Rockets' red glare for stocks
Stocks set for shaky start as North Korea's missile tests bring geopolitical concerns back in focus.
NEW YORK (CNNMoney.com) -- North Korean missile launches could send stocks in a downward direction when U.S. markets open Wednesday.
At 8:30 a.m. ET, S&P and Nasdaq futures were moderately lower.
North Korea test-fired a missile Wednesday, the seventh in a 24-hour period, a NORAD spokesman told CNN Radio. This rocket, whose range was not determined, landed in the Sea of Japan 10 minutes after launch. (CNN.com's coverage)
The missile launches add even more global tension to the markets, already plagued by concerns about Iran's nuclear program and the continuing war in Iraq.
"North Korea caused a bit of a selloff in Europe and Asia and may be a catalyst if investors are looking for reasons to sell," said Art Hogan, chief market strategist at Jefferies & Co. "It's hard to say if we'll be able to shake that off."
Later in the session, the Commerce Department will report on May factory orders although many investors are focused on the June jobs report due later in the week.
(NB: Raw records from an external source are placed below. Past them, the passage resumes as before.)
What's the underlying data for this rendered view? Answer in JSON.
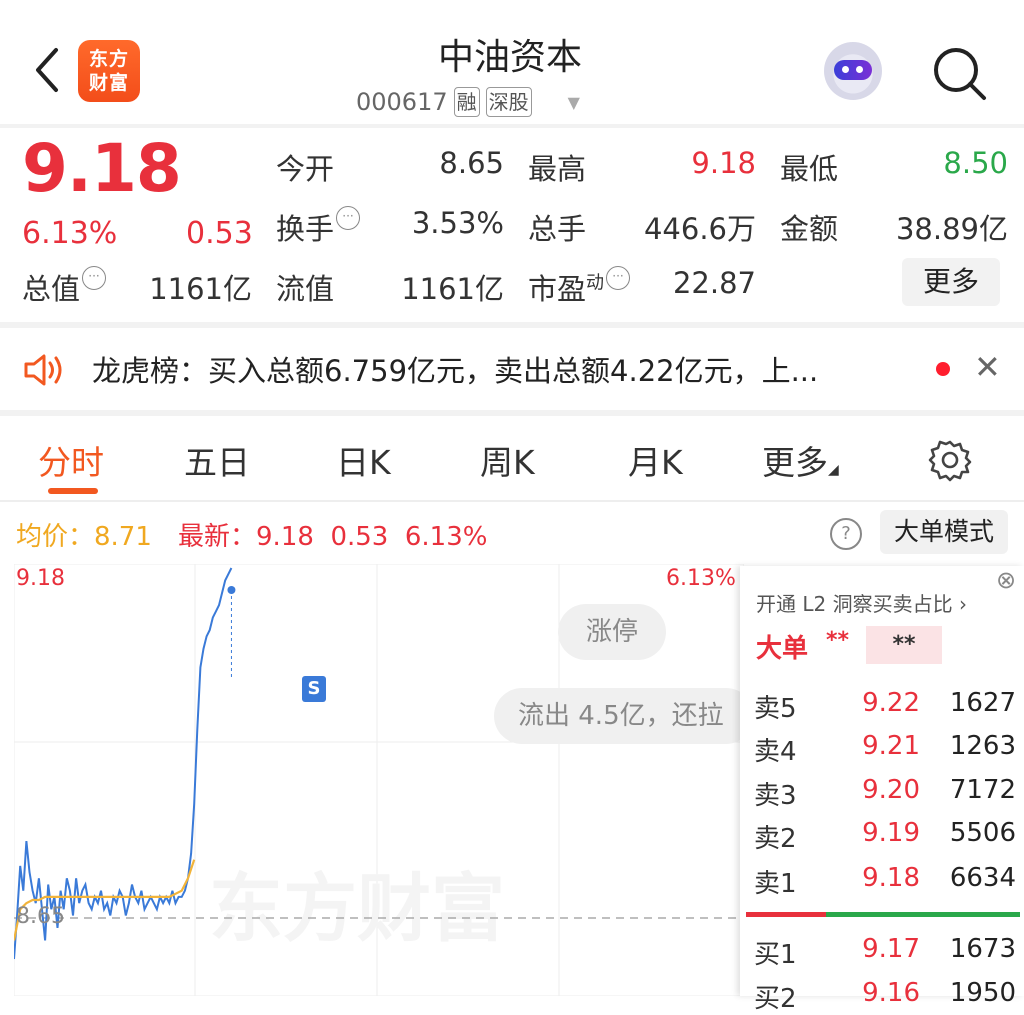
{
  "header": {
    "title": "中油资本",
    "code": "000617",
    "tags": [
      "融",
      "深股"
    ],
    "logo_text_top": "东方",
    "logo_text_bottom": "财富"
  },
  "quote": {
    "price": "9.18",
    "change_pct": "6.13%",
    "change": "0.53",
    "fields": [
      {
        "label": "今开",
        "value": "8.65",
        "tone": "neutral"
      },
      {
        "label": "最高",
        "value": "9.18",
        "tone": "up"
      },
      {
        "label": "最低",
        "value": "8.50",
        "tone": "down"
      },
      {
        "label": "换手",
        "value": "3.53%",
        "tone": "neutral"
      },
      {
        "label": "总手",
        "value": "446.6万",
        "tone": "neutral"
      },
      {
        "label": "金额",
        "value": "38.89亿",
        "tone": "neutral"
      },
      {
        "label": "总值",
        "value": "1161亿",
        "tone": "neutral"
      },
      {
        "label": "流值",
        "value": "1161亿",
        "tone": "neutral"
      },
      {
        "label": "市盈",
        "label_sup": "动",
        "value": "22.87",
        "tone": "neutral"
      }
    ],
    "more_label": "更多"
  },
  "notice": {
    "text": "龙虎榜：买入总额6.759亿元，卖出总额4.22亿元，上..."
  },
  "tabs": [
    "分时",
    "五日",
    "日K",
    "周K",
    "月K",
    "更多"
  ],
  "active_tab": 0,
  "indicators": {
    "avg_label": "均价：8.71",
    "latest_label": "最新：",
    "latest_price": "9.18",
    "latest_change": "0.53",
    "latest_pct": "6.13%",
    "big_order_mode": "大单模式"
  },
  "chart_data": {
    "type": "line",
    "axis_top_label": "9.18",
    "axis_top_pct": "6.13%",
    "axis_mid_label": "8.65",
    "ylim": [
      8.5,
      9.18
    ],
    "watermark": "东方财富",
    "series": [
      {
        "name": "",
        "role": "price",
        "color": "#3a7ad8",
        "x": [
          0,
          2,
          4,
          6,
          8,
          10,
          12,
          14,
          16,
          18,
          20,
          22,
          24,
          26,
          28,
          30,
          32,
          34,
          36,
          38,
          40,
          42,
          44,
          46,
          48,
          50,
          52,
          54,
          56,
          58,
          60,
          62,
          64,
          66,
          68,
          70,
          72,
          74,
          76,
          78,
          80,
          82,
          84,
          86,
          88,
          90,
          92,
          94,
          96,
          98,
          100,
          102,
          104,
          106,
          108,
          110,
          112,
          114,
          116,
          118,
          120,
          122,
          124,
          126,
          128,
          130,
          132,
          134,
          136,
          138,
          140
        ],
        "values": [
          8.55,
          8.62,
          8.7,
          8.66,
          8.74,
          8.69,
          8.66,
          8.64,
          8.68,
          8.63,
          8.58,
          8.67,
          8.63,
          8.65,
          8.6,
          8.66,
          8.63,
          8.68,
          8.66,
          8.62,
          8.68,
          8.64,
          8.66,
          8.67,
          8.64,
          8.63,
          8.65,
          8.64,
          8.66,
          8.63,
          8.64,
          8.62,
          8.65,
          8.64,
          8.66,
          8.65,
          8.62,
          8.64,
          8.67,
          8.65,
          8.64,
          8.66,
          8.63,
          8.64,
          8.65,
          8.64,
          8.63,
          8.65,
          8.64,
          8.65,
          8.64,
          8.66,
          8.64,
          8.65,
          8.65,
          8.66,
          8.68,
          8.72,
          8.8,
          8.92,
          9.02,
          9.05,
          9.07,
          9.08,
          9.1,
          9.11,
          9.12,
          9.14,
          9.16,
          9.17,
          9.18
        ]
      },
      {
        "name": "",
        "role": "average",
        "color": "#f2b43a",
        "x": [
          0,
          4,
          8,
          12,
          16,
          20,
          40,
          60,
          80,
          100,
          108,
          112,
          116
        ],
        "values": [
          8.58,
          8.63,
          8.64,
          8.645,
          8.645,
          8.65,
          8.65,
          8.65,
          8.65,
          8.65,
          8.66,
          8.68,
          8.71
        ]
      }
    ],
    "markers": [
      {
        "label": "S"
      }
    ],
    "bubbles": [
      "涨停",
      "流出 4.5亿，还拉"
    ]
  },
  "order_book": {
    "promo": "开通 L2 洞察买卖占比",
    "big_order_label": "大单",
    "stars_a": "**",
    "stars_b": "**",
    "asks": [
      {
        "label": "卖5",
        "price": "9.22",
        "volume": "1627"
      },
      {
        "label": "卖4",
        "price": "9.21",
        "volume": "1263"
      },
      {
        "label": "卖3",
        "price": "9.20",
        "volume": "7172"
      },
      {
        "label": "卖2",
        "price": "9.19",
        "volume": "5506"
      },
      {
        "label": "卖1",
        "price": "9.18",
        "volume": "6634"
      }
    ],
    "bids": [
      {
        "label": "买1",
        "price": "9.17",
        "volume": "1673"
      },
      {
        "label": "买2",
        "price": "9.16",
        "volume": "1950"
      }
    ]
  }
}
Treasury prices were mostly lower, with the yield on the 10-year note rising to 5.17 percent from 5.16 late Monday.
Oil was mixed, with U.S. light crude futures down eight cents to $73.85 a barrel, while Brent crude was up 44 cents to $72.95.
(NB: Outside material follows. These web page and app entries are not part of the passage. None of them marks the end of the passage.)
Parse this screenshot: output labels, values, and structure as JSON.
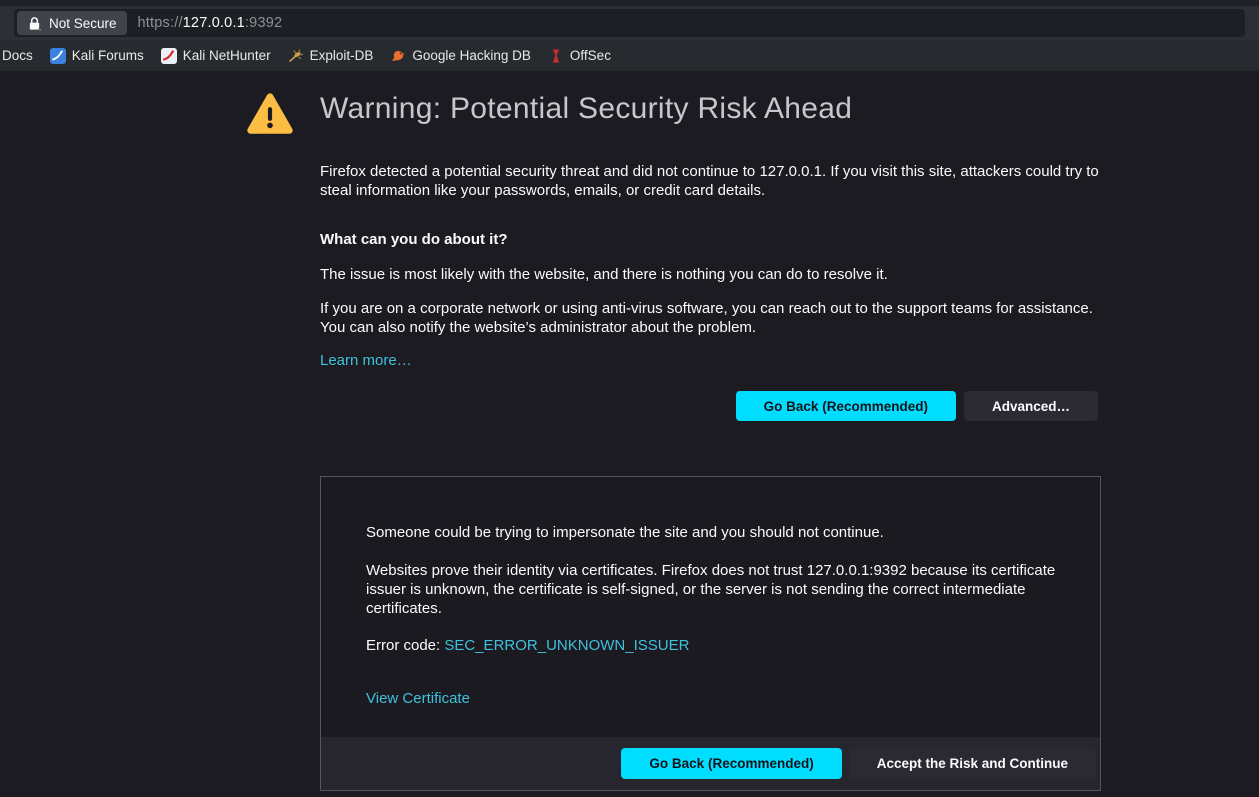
{
  "browser": {
    "identity_chip": "Not Secure",
    "url": {
      "scheme": "https://",
      "host": "127.0.0.1",
      "port": ":9392"
    },
    "bookmarks": [
      {
        "label": "Docs",
        "icon": "none"
      },
      {
        "label": "Kali Forums",
        "icon": "kali-forums-icon"
      },
      {
        "label": "Kali NetHunter",
        "icon": "kali-nethunter-icon"
      },
      {
        "label": "Exploit-DB",
        "icon": "exploit-db-icon"
      },
      {
        "label": "Google Hacking DB",
        "icon": "google-hacking-db-icon"
      },
      {
        "label": "OffSec",
        "icon": "offsec-icon"
      }
    ]
  },
  "page": {
    "title": "Warning: Potential Security Risk Ahead",
    "intro": "Firefox detected a potential security threat and did not continue to 127.0.0.1. If you visit this site, attackers could try to steal information like your passwords, emails, or credit card details.",
    "what_heading": "What can you do about it?",
    "issue_text": "The issue is most likely with the website, and there is nothing you can do to resolve it.",
    "corporate_text": "If you are on a corporate network or using anti-virus software, you can reach out to the support teams for assistance. You can also notify the website’s administrator about the problem.",
    "learn_more": "Learn more…",
    "go_back_label": "Go Back (Recommended)",
    "advanced_label": "Advanced…"
  },
  "advanced_panel": {
    "impersonate_text": "Someone could be trying to impersonate the site and you should not continue.",
    "certificates_text": "Websites prove their identity via certificates. Firefox does not trust 127.0.0.1:9392 because its certificate issuer is unknown, the certificate is self-signed, or the server is not sending the correct intermediate certificates.",
    "error_code_label": "Error code: ",
    "error_code": "SEC_ERROR_UNKNOWN_ISSUER",
    "view_certificate": "View Certificate",
    "go_back_label": "Go Back (Recommended)",
    "accept_label": "Accept the Risk and Continue"
  },
  "colors": {
    "accent_cyan": "#00ddff",
    "link": "#3fc1dd",
    "warning_yellow": "#fcbd45",
    "page_background": "#1c1b22"
  }
}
In corporate news, the Big 3 automakers began reporting monthly U.S. sales figures Monday. Ford (Charts) said U.S. sales fell 7 percent in June, while DaimlerChrysler (Charts) said its U.S. vehicle sales fell 13 percent during the month. After the market close, General Motors (Charts) said its June sales sank 26 percent.
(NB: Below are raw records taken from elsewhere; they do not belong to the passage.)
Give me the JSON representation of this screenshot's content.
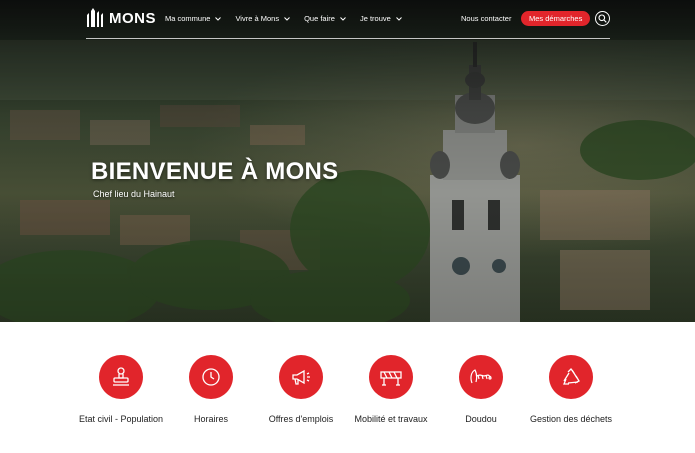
{
  "brand": {
    "name": "MONS",
    "accent": "#e1252b"
  },
  "nav": {
    "items": [
      {
        "label": "Ma commune"
      },
      {
        "label": "Vivre à Mons"
      },
      {
        "label": "Que faire"
      },
      {
        "label": "Je trouve"
      }
    ],
    "contact_label": "Nous contacter",
    "cta_label": "Mes démarches",
    "search_icon": "search-icon"
  },
  "hero": {
    "title": "BIENVENUE À MONS",
    "subtitle": "Chef lieu du Hainaut"
  },
  "services": [
    {
      "label": "Etat civil - Population",
      "icon": "stamp-icon"
    },
    {
      "label": "Horaires",
      "icon": "clock-icon"
    },
    {
      "label": "Offres d'emplois",
      "icon": "megaphone-icon"
    },
    {
      "label": "Mobilité et travaux",
      "icon": "road-barrier-icon"
    },
    {
      "label": "Doudou",
      "icon": "dragon-icon"
    },
    {
      "label": "Gestion des déchets",
      "icon": "recycle-icon"
    }
  ]
}
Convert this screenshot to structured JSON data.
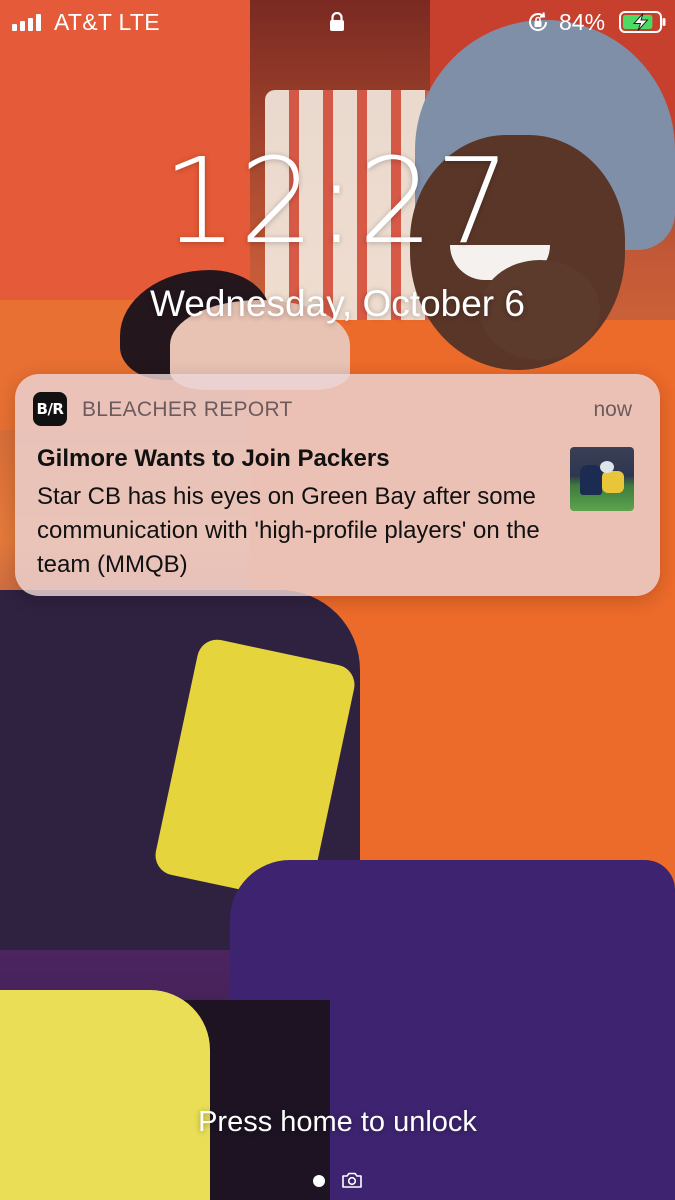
{
  "status_bar": {
    "carrier": "AT&T  LTE",
    "battery_percent": "84%",
    "signal_bars": 4,
    "battery_level": 0.84,
    "battery_charging": true,
    "icons": [
      "signal-icon",
      "lock-icon",
      "rotation-lock-icon",
      "battery-charging-icon"
    ]
  },
  "lock_screen": {
    "time": "12:27",
    "date": "Wednesday, October 6",
    "unlock_hint": "Press home to unlock"
  },
  "notification": {
    "app_icon_text": "B/R",
    "app_name": "BLEACHER REPORT",
    "time": "now",
    "title": "Gilmore Wants to Join Packers",
    "body": "Star CB has his eyes on Green Bay after some communication with 'high-profile players' on the team (MMQB)"
  },
  "page_indicator": {
    "current_page": 1,
    "icons": [
      "page-dot",
      "camera-icon"
    ]
  },
  "colors": {
    "notification_bg": "#ecd4d4",
    "notification_meta_text": "#6b5b5e",
    "battery_charging_green": "#4cd964"
  }
}
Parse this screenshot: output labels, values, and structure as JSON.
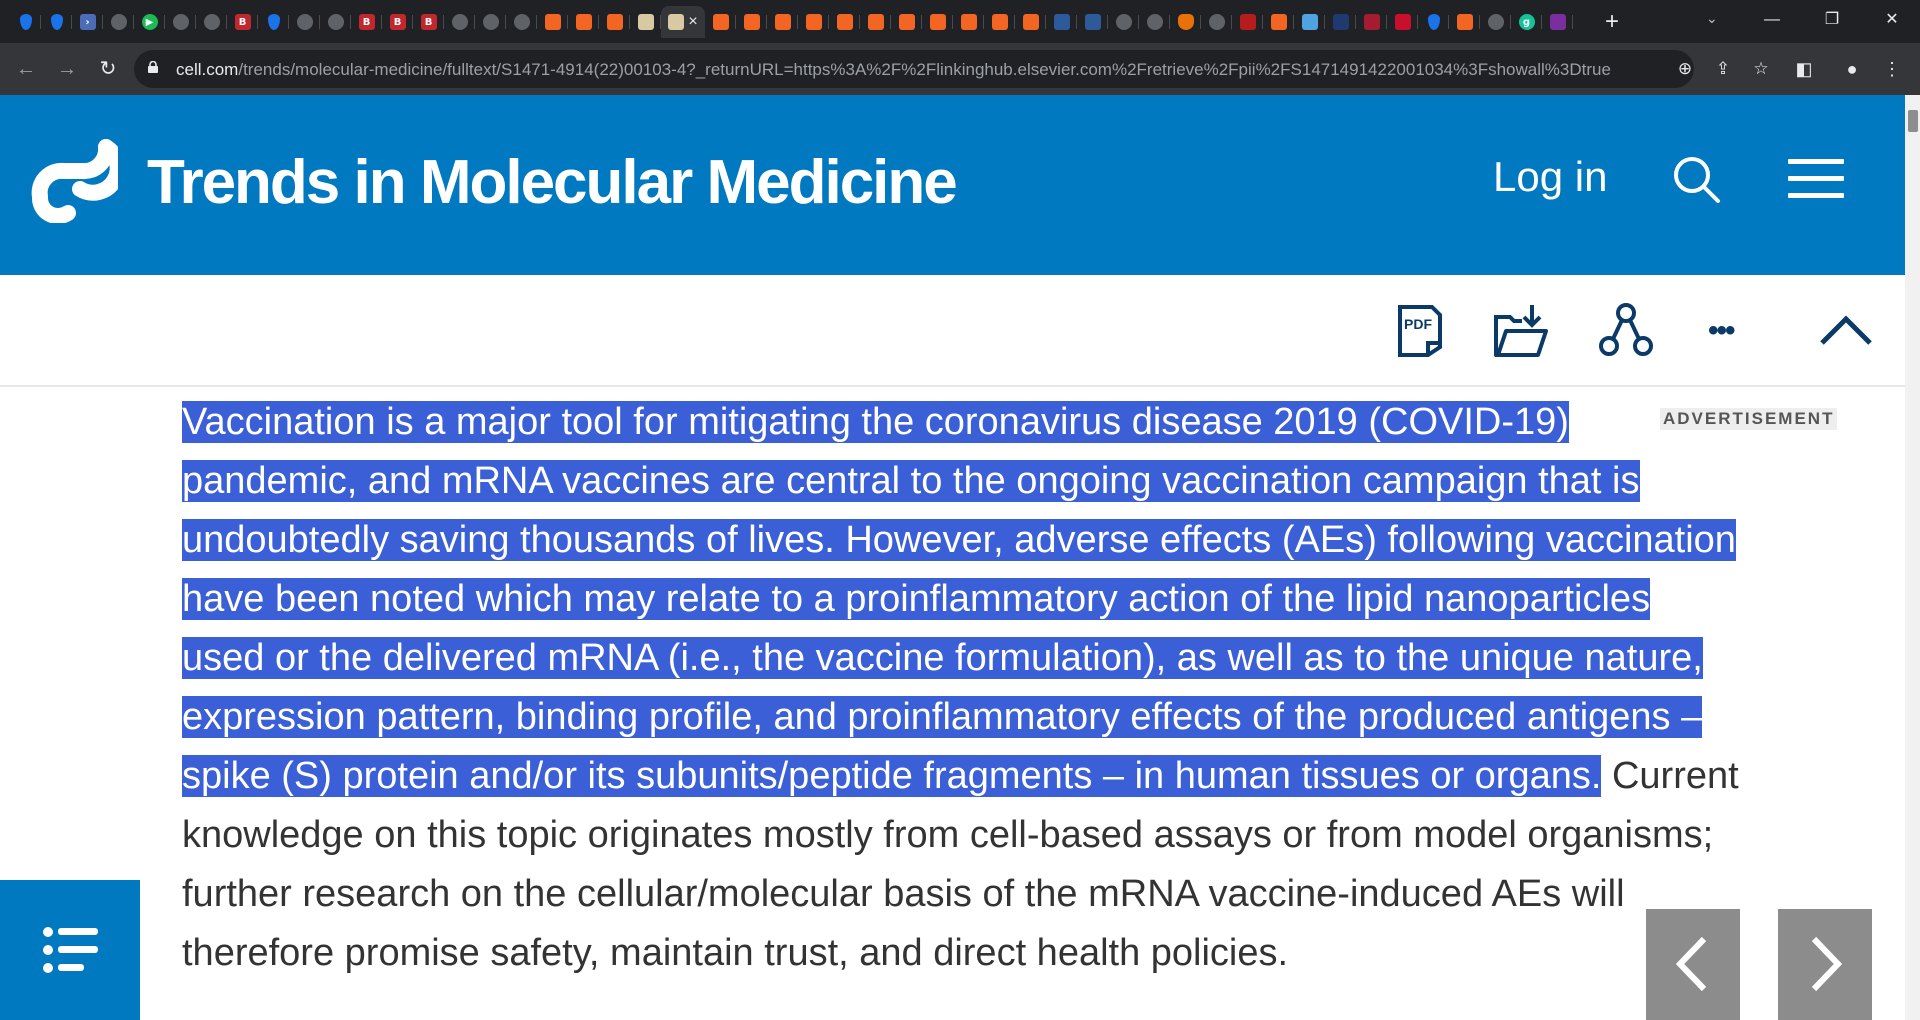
{
  "browser": {
    "active_tab_close": "×",
    "new_tab": "+",
    "tab_search": "⌄",
    "window_controls": {
      "minimize": "—",
      "restore": "❐",
      "close": "✕"
    },
    "url": {
      "domain": "cell.com",
      "path": "/trends/molecular-medicine/fulltext/S1471-4914(22)00103-4?_returnURL=https%3A%2F%2Flinkinghub.elsevier.com%2Fretrieve%2Fpii%2FS1471491422001034%3Fshowall%3Dtrue"
    },
    "nav": {
      "back": "←",
      "forward": "→",
      "reload": "↻"
    }
  },
  "header": {
    "journal_title": "Trends in Molecular Medicine",
    "login_label": "Log in",
    "brand_color": "#0079c0"
  },
  "article": {
    "selected_text": "Vaccination is a major tool for mitigating the coronavirus disease 2019 (COVID-19) pandemic, and mRNA vaccines are central to the ongoing vaccination campaign that is undoubtedly saving thousands of lives. However, adverse effects (AEs) following vaccination have been noted which may relate to a proinflammatory action of the lipid nanoparticles used or the delivered mRNA (i.e., the vaccine formulation), as well as to the unique nature, expression pattern, binding profile, and proinflammatory effects of the produced antigens – spike (S) protein and/or its subunits/peptide fragments – in human tissues or organs.",
    "rest_text": " Current knowledge on this topic originates mostly from cell-based assays or from model organisms; further research on the cellular/molecular basis of the mRNA vaccine-induced AEs will therefore promise safety, maintain trust, and direct health policies.",
    "selection_color": "#3a5fd6"
  },
  "advertisement_label": "ADVERTISEMENT",
  "tools": {
    "pdf_label": "PDF",
    "more": "•••"
  }
}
Renault and Nissan Chief Executive Carlos Ghosn is set to meet his counterpart at GM, Rick Wagoner, later this month in Detroit to discuss areas of potential cooperation, according to the Financial Times. (Full story.)
Atlantic City's casinos, which cannot operate without state regulators, have been ordered by the state's Casino Control Commission to close due to New Jersey's budget crisis.
Properties owned by Trump Entertainment Resorts (Charts), Harrah's Entertainment (Charts) and Hilton Hotels (Charts) as well as the Borgata, a joint venture by MGM Mirage (Charts) and Boyd Gaming (Charts) will all be affected. (Full story.)
Stocks managed modest gains Monday as investors cheered a set of reports pointing to slowing economic growth on the heels of the 17th consecutive interest-rate hike from the Federal Reserve.
U.S. markets were closed Tuesday for the Independence Day holiday.
Related: More on markets.